◆ Material to process
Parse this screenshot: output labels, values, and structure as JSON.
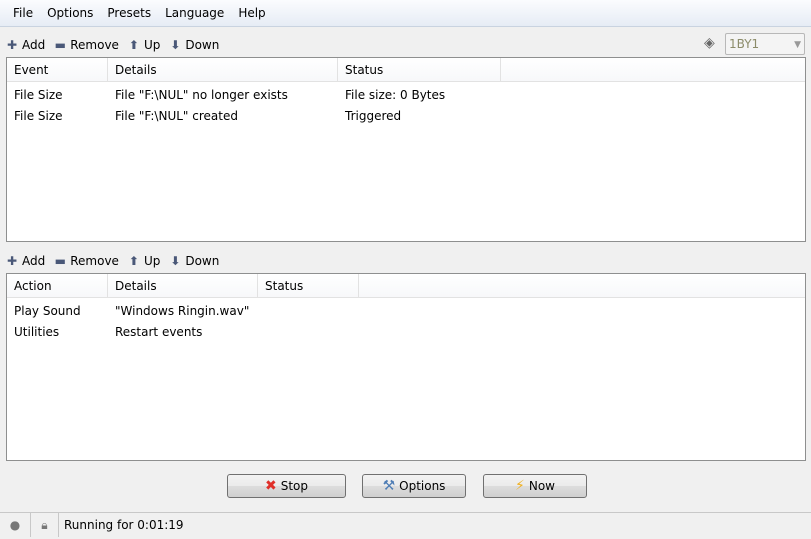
{
  "menu": [
    "File",
    "Options",
    "Presets",
    "Language",
    "Help"
  ],
  "events_toolbar": {
    "add": "Add",
    "remove": "Remove",
    "up": "Up",
    "down": "Down"
  },
  "preset_combo": {
    "value": "1BY1"
  },
  "events": {
    "columns": [
      "Event",
      "Details",
      "Status"
    ],
    "rows": [
      [
        "File Size",
        "File \"F:\\NUL\" no longer exists",
        "File size: 0 Bytes"
      ],
      [
        "File Size",
        "File \"F:\\NUL\" created",
        "Triggered"
      ]
    ]
  },
  "actions_toolbar": {
    "add": "Add",
    "remove": "Remove",
    "up": "Up",
    "down": "Down"
  },
  "actions": {
    "columns": [
      "Action",
      "Details",
      "Status"
    ],
    "rows": [
      [
        "Play Sound",
        "\"Windows Ringin.wav\"",
        ""
      ],
      [
        "Utilities",
        "Restart events",
        ""
      ]
    ]
  },
  "buttons": {
    "stop": "Stop",
    "options": "Options",
    "now": "Now"
  },
  "status": {
    "text": "Running for 0:01:19"
  }
}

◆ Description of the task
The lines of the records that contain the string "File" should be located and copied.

◆ Reply
    "File",
        "File Size",
        "File \"F:\\NUL\" no longer exists",
        "File size: 0 Bytes"
        "File Size",
        "File \"F:\\NUL\" created",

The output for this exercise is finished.